(Dataset rows for apps and sites)
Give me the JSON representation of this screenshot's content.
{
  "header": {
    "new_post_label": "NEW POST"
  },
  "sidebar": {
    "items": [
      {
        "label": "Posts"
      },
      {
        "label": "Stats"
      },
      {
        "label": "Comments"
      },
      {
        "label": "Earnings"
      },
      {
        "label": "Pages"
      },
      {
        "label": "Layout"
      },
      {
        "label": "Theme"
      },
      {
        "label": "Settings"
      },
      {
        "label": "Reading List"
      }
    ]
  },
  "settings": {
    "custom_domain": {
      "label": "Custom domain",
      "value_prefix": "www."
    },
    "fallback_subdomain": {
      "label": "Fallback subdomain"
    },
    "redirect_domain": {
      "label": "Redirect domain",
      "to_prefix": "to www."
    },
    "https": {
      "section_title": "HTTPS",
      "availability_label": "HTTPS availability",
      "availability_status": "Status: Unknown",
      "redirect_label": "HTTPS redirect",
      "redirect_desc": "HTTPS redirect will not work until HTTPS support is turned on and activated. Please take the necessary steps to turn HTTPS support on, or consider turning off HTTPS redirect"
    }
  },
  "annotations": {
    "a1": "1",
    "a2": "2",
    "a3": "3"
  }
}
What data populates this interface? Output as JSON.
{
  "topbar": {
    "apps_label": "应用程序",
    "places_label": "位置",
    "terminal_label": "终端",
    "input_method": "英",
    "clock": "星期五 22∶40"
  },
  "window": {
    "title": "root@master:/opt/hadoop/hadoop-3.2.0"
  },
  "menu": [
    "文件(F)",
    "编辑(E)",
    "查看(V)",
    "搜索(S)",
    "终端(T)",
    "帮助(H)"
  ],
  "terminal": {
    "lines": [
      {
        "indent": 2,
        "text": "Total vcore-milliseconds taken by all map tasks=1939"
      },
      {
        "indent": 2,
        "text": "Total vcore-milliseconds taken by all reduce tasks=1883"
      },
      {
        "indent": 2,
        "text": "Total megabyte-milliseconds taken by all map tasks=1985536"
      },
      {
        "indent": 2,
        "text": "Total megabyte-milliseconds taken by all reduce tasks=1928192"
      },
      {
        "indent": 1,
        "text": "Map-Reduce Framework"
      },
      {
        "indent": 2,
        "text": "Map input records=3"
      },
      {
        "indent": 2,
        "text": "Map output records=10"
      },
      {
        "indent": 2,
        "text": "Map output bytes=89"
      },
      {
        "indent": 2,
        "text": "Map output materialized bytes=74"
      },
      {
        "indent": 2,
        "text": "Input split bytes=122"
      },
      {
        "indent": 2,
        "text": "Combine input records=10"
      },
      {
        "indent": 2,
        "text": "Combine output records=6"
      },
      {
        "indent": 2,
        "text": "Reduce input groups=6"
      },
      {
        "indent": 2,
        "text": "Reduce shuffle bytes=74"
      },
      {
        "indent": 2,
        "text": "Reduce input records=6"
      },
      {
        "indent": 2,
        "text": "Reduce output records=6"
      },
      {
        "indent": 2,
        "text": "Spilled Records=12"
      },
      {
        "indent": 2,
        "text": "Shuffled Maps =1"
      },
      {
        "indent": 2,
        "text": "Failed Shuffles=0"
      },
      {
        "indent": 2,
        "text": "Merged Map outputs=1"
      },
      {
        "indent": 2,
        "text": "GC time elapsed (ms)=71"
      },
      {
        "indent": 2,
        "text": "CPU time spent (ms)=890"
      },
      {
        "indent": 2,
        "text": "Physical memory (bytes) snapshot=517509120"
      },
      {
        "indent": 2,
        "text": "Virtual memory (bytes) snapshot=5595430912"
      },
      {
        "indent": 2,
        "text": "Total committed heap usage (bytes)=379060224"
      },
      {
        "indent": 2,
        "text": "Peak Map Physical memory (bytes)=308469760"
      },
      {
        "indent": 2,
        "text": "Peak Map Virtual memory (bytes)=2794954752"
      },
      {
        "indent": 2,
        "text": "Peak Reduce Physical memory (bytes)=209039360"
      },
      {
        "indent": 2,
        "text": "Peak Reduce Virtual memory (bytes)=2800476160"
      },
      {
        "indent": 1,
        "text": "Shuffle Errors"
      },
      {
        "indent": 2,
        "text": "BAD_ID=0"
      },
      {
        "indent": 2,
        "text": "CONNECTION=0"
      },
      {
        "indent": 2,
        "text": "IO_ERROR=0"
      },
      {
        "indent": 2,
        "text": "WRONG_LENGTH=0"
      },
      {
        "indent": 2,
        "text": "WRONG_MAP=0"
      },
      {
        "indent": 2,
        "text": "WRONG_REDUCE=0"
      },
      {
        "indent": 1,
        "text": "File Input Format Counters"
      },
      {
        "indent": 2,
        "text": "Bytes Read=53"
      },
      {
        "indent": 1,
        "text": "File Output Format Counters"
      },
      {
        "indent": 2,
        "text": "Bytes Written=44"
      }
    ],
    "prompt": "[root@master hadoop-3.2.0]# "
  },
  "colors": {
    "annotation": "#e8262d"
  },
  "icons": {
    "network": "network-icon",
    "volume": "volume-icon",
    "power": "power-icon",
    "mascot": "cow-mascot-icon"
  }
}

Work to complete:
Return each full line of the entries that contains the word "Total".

Answer box:
        "text": "Total vcore-milliseconds taken by all map tasks=1939"
        "text": "Total vcore-milliseconds taken by all reduce tasks=1883"
        "text": "Total megabyte-milliseconds taken by all map tasks=1985536"
        "text": "Total megabyte-milliseconds taken by all reduce tasks=1928192"
        "text": "Total committed heap usage (bytes)=379060224"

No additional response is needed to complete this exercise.